Reply
    Wilfred Ling says 8 years ago

    In finance, interest rate risk for bonds refers to the risk of realised capital lost in nominal terms. Holding to maturity has no capital lost provided there is no default. What you are referring to is called opportunity cost, not interest rate risk.

    Reply
Tattooedbanker says 8 years ago

the coupon rate is reasonable for a company like SIA where the chance of default is low. if i rem correctly, there was a swiber bond offering recently offering 5+% in coupon rates. charges wise i think for IPO bond is not too bad, they would be at most a 40-50pips difference, but if you are buying/selling a secondary bonds then yes, the fees might be excessive as you dunno what kinda spread your banker is taking off you.

just wanted to offer my 2 cents worth on bonds, there is alot of misunderstanding from people that i might who believe that bonds are super safe. which of cos isn’t true, as there is always a chance of default where one can lose every penny, but another risk i see is that we are kinda building ourselves towards a bond bubble in the next year or so. now when interest rates are low, everyone is touting bonds, but people forget that interest rates can and will go up, esp when inflation starts creeping in. with an almost non existence secondary bond market in sg, if/when interest rates goes up, there will be even fewer buyers and you gotta sell them at a bigger discount. end up you might not even earn anything or even make a loss.

Reply
    Wilfred Ling says 8 years ago

    There is no interest rate risk if the bond is held to maturity. Redemption at maturity by the issuer is guaranteed at maturity. Non-redemption by issuer at maturity is considered a default.

    Reply
The Watchman says 8 years ago

The yield is estimated around 1.4%.

Reply
    lioninvestor says 8 years ago

    Hi Watchman,

    Where did you get the 1.4% from?
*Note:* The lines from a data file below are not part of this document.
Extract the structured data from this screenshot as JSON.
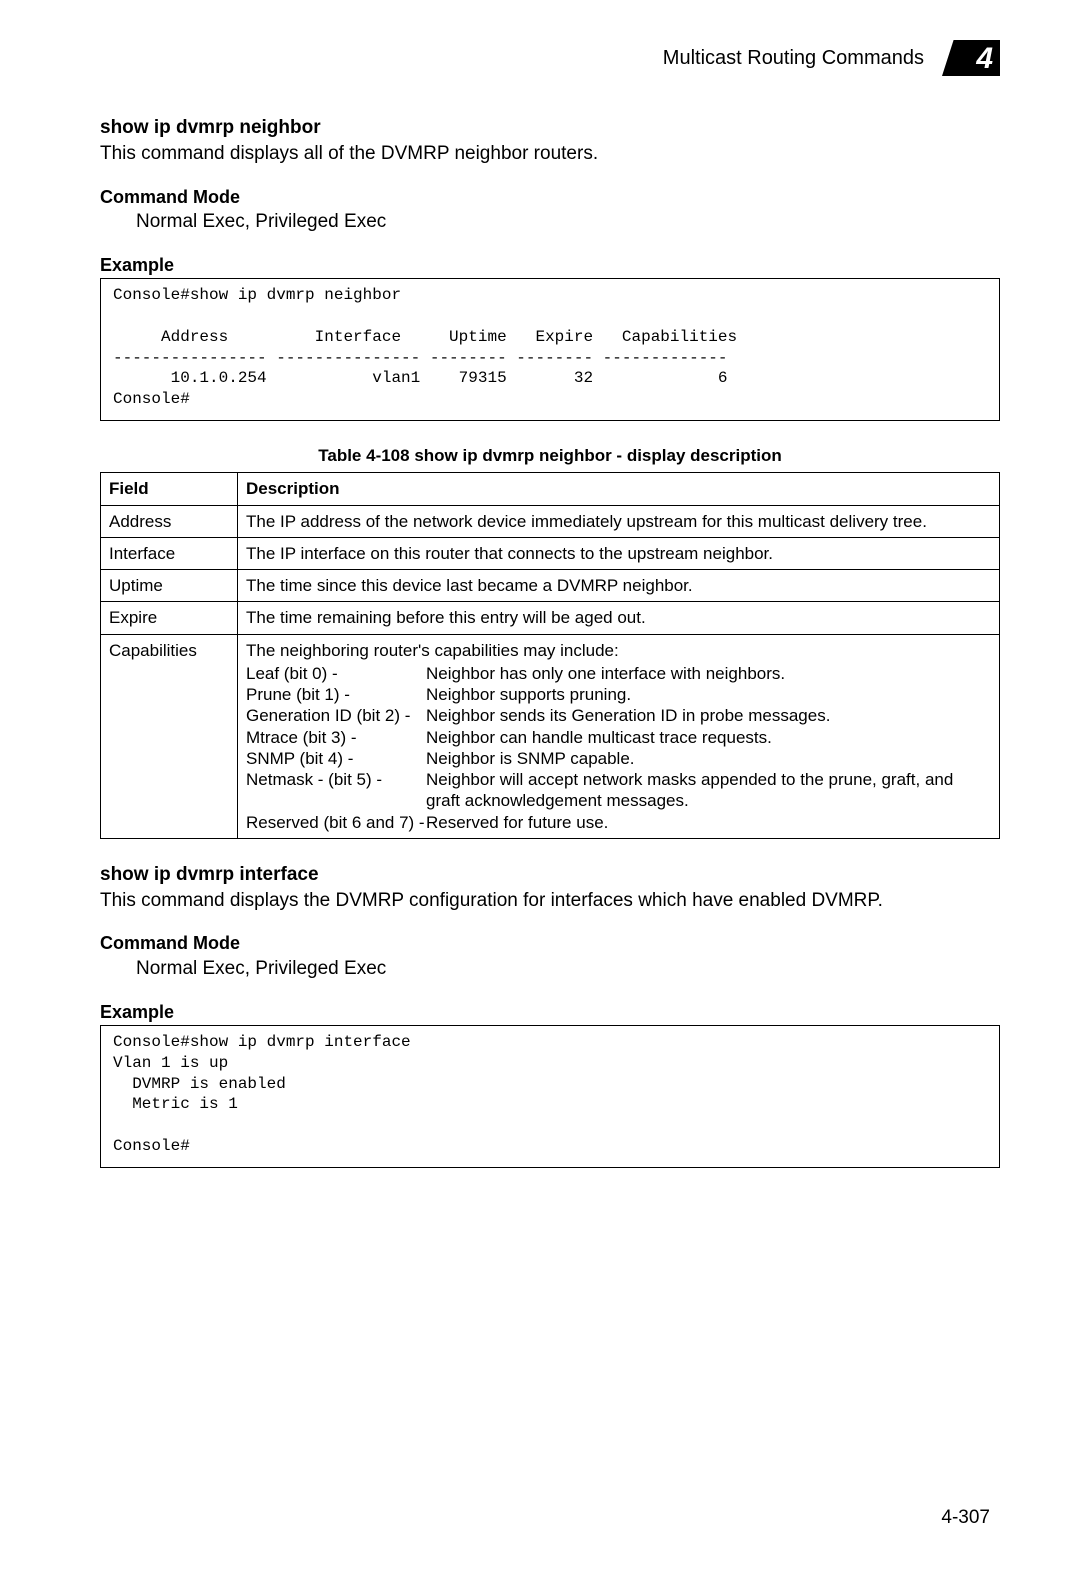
{
  "header": {
    "title": "Multicast Routing Commands",
    "chapter_number": "4"
  },
  "section1": {
    "command": "show ip dvmrp neighbor",
    "description": "This command displays all of the DVMRP neighbor routers.",
    "mode_heading": "Command Mode",
    "mode_value": "Normal Exec, Privileged Exec",
    "example_heading": "Example",
    "console_output": "Console#show ip dvmrp neighbor\n\n     Address         Interface     Uptime   Expire   Capabilities\n---------------- --------------- -------- -------- -------------\n      10.1.0.254           vlan1    79315       32             6\nConsole#"
  },
  "table": {
    "caption": "Table 4-108   show ip dvmrp neighbor - display description",
    "header_field": "Field",
    "header_desc": "Description",
    "rows": [
      {
        "field": "Address",
        "desc": "The IP address of the network device immediately upstream for this multicast delivery tree."
      },
      {
        "field": "Interface",
        "desc": "The IP interface on this router that connects to the upstream neighbor."
      },
      {
        "field": "Uptime",
        "desc": "The time since this device last became a DVMRP neighbor."
      },
      {
        "field": "Expire",
        "desc": "The time remaining before this entry will be aged out."
      }
    ],
    "capabilities": {
      "field": "Capabilities",
      "intro": "The neighboring router's capabilities may include:",
      "items": [
        {
          "label": "Leaf (bit 0) -",
          "meaning": "Neighbor has only one interface with neighbors."
        },
        {
          "label": "Prune (bit 1) -",
          "meaning": "Neighbor supports pruning."
        },
        {
          "label": "Generation ID (bit 2) -",
          "meaning": "Neighbor sends its Generation ID in probe messages."
        },
        {
          "label": "Mtrace (bit 3) -",
          "meaning": "Neighbor can handle multicast trace requests."
        },
        {
          "label": "SNMP (bit 4) -",
          "meaning": "Neighbor is SNMP capable."
        },
        {
          "label": "Netmask - (bit 5) -",
          "meaning": "Neighbor will accept network masks appended to the prune, graft, and graft acknowledgement messages."
        },
        {
          "label": "Reserved (bit 6 and 7) -",
          "meaning": "Reserved for future use."
        }
      ]
    }
  },
  "section2": {
    "command": "show ip dvmrp interface",
    "description": "This command displays the DVMRP configuration for interfaces which have enabled DVMRP.",
    "mode_heading": "Command Mode",
    "mode_value": "Normal Exec, Privileged Exec",
    "example_heading": "Example",
    "console_output": "Console#show ip dvmrp interface\nVlan 1 is up\n  DVMRP is enabled\n  Metric is 1\n\nConsole#"
  },
  "footer": {
    "page_number": "4-307"
  }
}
    Reply
      The Watchman says 8 years ago

      Comparing with SGS I reckon the spread would be 20bps or more…since SIA is a corporate issue of ‘higher’ risk. It should be more attractive otherwise who wants to buy.
      Disclaimer: it is agak agak and should not be taken seriously.

      Reply
        lioninvestor says 8 years ago

        Hi Watchman,

        They already announced the coupon rate is 2.15%.
        If bought at face value, investors would be able to get that kind of yield.

        Reply
          The Watchman says 8 years ago

          Yes if it is bought at face value,ie $1000 and the coupon and yield rate will be the same. I was thinking it was to be subject to bidding. sorry for misleading you.

          Reply
            lioninvestor says 8 years ago

            Yes, there’s no bidding. If demand is more than supply, there will be balloting instead.

            Reply
Jasmin says 8 years ago

Is this coupon rate reasonable and if this type of bonds is risky?

Corporate bonds despite the min block size of 250k offers lousy yield after factoring in the fee charged by the bank.

Reply
Add Your Reply

Notify me of followup comments via e-mail. You can also subscribe without commenting.